INSTRUCTIONS TO FOLLOW
Keep every word of the entries and print them exactly; the pictures stay out.

Data about app and page elements:
========================================

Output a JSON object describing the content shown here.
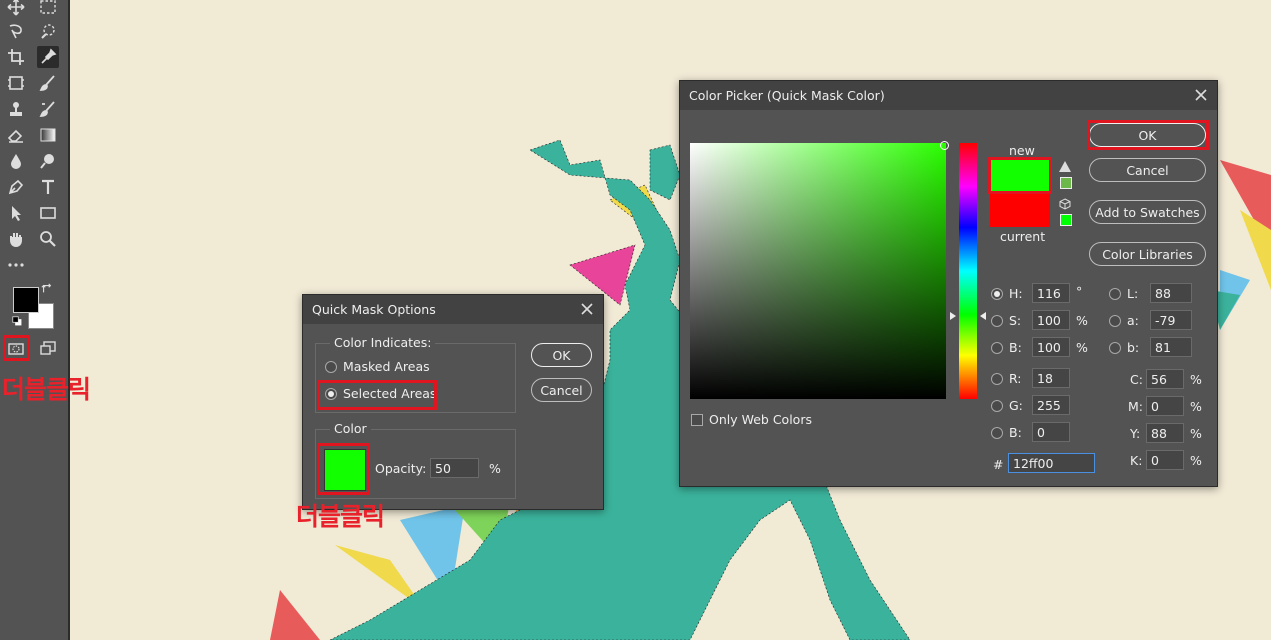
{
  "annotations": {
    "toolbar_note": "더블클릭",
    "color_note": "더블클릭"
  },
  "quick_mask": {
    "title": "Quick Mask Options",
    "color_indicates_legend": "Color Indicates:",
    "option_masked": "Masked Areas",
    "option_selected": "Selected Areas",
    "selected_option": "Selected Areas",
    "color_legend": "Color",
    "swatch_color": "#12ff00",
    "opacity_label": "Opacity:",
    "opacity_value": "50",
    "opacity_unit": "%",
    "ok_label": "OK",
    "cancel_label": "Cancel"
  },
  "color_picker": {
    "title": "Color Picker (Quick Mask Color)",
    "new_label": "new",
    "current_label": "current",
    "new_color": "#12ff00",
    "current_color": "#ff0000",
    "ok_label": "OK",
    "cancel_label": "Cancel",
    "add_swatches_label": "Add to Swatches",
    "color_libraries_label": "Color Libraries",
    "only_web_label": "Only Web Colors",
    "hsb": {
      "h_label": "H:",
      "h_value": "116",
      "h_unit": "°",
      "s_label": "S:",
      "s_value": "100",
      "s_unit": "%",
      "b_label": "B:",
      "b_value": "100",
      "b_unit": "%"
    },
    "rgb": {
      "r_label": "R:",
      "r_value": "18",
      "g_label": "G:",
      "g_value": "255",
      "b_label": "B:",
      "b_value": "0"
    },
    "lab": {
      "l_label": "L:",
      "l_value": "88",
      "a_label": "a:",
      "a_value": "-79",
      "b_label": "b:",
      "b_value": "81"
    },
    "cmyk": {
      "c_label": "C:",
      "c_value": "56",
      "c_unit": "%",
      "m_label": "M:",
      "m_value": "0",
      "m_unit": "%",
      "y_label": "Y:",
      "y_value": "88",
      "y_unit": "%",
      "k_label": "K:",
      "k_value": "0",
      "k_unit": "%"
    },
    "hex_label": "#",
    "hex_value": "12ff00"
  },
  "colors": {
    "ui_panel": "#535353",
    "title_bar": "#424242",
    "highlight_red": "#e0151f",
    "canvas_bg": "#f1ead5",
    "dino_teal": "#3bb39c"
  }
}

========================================

OUTPUT FOR THIS EXERCISE
Output a JSON object describing the content shown here.
{
  "annotations": {
    "toolbar_note": "더블클릭",
    "color_note": "더블클릭"
  },
  "quick_mask": {
    "title": "Quick Mask Options",
    "color_indicates_legend": "Color Indicates:",
    "option_masked": "Masked Areas",
    "option_selected": "Selected Areas",
    "selected_option": "Selected Areas",
    "color_legend": "Color",
    "swatch_color": "#12ff00",
    "opacity_label": "Opacity:",
    "opacity_value": "50",
    "opacity_unit": "%",
    "ok_label": "OK",
    "cancel_label": "Cancel"
  },
  "color_picker": {
    "title": "Color Picker (Quick Mask Color)",
    "new_label": "new",
    "current_label": "current",
    "new_color": "#12ff00",
    "current_color": "#ff0000",
    "ok_label": "OK",
    "cancel_label": "Cancel",
    "add_swatches_label": "Add to Swatches",
    "color_libraries_label": "Color Libraries",
    "only_web_label": "Only Web Colors",
    "hsb": {
      "h_label": "H:",
      "h_value": "116",
      "h_unit": "°",
      "s_label": "S:",
      "s_value": "100",
      "s_unit": "%",
      "b_label": "B:",
      "b_value": "100",
      "b_unit": "%"
    },
    "rgb": {
      "r_label": "R:",
      "r_value": "18",
      "g_label": "G:",
      "g_value": "255",
      "b_label": "B:",
      "b_value": "0"
    },
    "lab": {
      "l_label": "L:",
      "l_value": "88",
      "a_label": "a:",
      "a_value": "-79",
      "b_label": "b:",
      "b_value": "81"
    },
    "cmyk": {
      "c_label": "C:",
      "c_value": "56",
      "c_unit": "%",
      "m_label": "M:",
      "m_value": "0",
      "m_unit": "%",
      "y_label": "Y:",
      "y_value": "88",
      "y_unit": "%",
      "k_label": "K:",
      "k_value": "0",
      "k_unit": "%"
    },
    "hex_label": "#",
    "hex_value": "12ff00"
  },
  "colors": {
    "ui_panel": "#535353",
    "title_bar": "#424242",
    "highlight_red": "#e0151f",
    "canvas_bg": "#f1ead5",
    "dino_teal": "#3bb39c"
  }
}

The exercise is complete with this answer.